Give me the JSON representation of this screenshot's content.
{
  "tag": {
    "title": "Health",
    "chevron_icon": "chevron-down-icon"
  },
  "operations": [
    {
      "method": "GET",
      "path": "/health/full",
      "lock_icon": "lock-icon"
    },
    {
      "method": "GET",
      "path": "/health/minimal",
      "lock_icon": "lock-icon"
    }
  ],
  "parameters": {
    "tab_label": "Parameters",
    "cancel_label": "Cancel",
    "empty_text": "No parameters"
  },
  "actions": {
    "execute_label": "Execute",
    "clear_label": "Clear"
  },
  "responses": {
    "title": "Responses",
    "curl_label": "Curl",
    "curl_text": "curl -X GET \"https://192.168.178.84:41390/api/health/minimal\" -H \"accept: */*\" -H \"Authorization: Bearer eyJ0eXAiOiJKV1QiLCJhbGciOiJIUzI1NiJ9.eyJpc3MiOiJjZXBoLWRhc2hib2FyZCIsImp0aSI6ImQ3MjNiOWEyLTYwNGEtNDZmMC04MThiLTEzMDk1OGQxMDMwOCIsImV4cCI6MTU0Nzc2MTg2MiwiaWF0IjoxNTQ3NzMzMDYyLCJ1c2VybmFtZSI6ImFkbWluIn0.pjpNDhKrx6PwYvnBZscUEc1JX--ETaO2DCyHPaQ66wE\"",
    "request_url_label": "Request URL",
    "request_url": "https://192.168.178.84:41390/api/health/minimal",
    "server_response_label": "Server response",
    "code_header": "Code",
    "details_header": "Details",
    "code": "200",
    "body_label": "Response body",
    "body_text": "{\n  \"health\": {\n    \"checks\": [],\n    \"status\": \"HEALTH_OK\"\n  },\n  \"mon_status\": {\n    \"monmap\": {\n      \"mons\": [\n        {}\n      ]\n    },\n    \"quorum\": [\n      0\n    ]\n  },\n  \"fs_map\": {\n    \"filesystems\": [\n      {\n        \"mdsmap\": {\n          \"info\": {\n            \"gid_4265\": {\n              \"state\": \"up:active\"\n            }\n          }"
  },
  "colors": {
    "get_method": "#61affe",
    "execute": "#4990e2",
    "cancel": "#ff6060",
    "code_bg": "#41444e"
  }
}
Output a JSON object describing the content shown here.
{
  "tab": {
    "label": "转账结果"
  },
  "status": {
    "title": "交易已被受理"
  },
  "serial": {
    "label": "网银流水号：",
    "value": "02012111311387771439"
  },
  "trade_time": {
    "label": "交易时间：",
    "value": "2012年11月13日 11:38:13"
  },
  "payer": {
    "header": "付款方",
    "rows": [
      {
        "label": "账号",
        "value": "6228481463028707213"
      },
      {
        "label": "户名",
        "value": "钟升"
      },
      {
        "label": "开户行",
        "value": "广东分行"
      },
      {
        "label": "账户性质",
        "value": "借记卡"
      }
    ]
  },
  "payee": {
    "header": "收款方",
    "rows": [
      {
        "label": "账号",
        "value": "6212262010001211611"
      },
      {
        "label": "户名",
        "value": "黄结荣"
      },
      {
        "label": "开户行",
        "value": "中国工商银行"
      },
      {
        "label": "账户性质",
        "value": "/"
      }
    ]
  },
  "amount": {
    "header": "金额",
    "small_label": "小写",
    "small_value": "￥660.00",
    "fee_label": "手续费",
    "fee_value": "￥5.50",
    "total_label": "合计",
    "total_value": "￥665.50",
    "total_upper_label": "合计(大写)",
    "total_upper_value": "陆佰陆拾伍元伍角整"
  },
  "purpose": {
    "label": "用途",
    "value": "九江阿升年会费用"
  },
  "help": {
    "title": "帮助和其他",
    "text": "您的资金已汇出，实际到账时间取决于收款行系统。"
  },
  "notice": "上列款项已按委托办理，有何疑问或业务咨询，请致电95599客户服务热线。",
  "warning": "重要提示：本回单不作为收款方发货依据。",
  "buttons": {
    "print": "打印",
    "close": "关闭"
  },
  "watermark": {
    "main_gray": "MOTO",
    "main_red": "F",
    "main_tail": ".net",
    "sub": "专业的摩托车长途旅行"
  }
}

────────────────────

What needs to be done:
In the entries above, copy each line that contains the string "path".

Reply to the exercise:
      "path": "/health/full",
      "path": "/health/minimal",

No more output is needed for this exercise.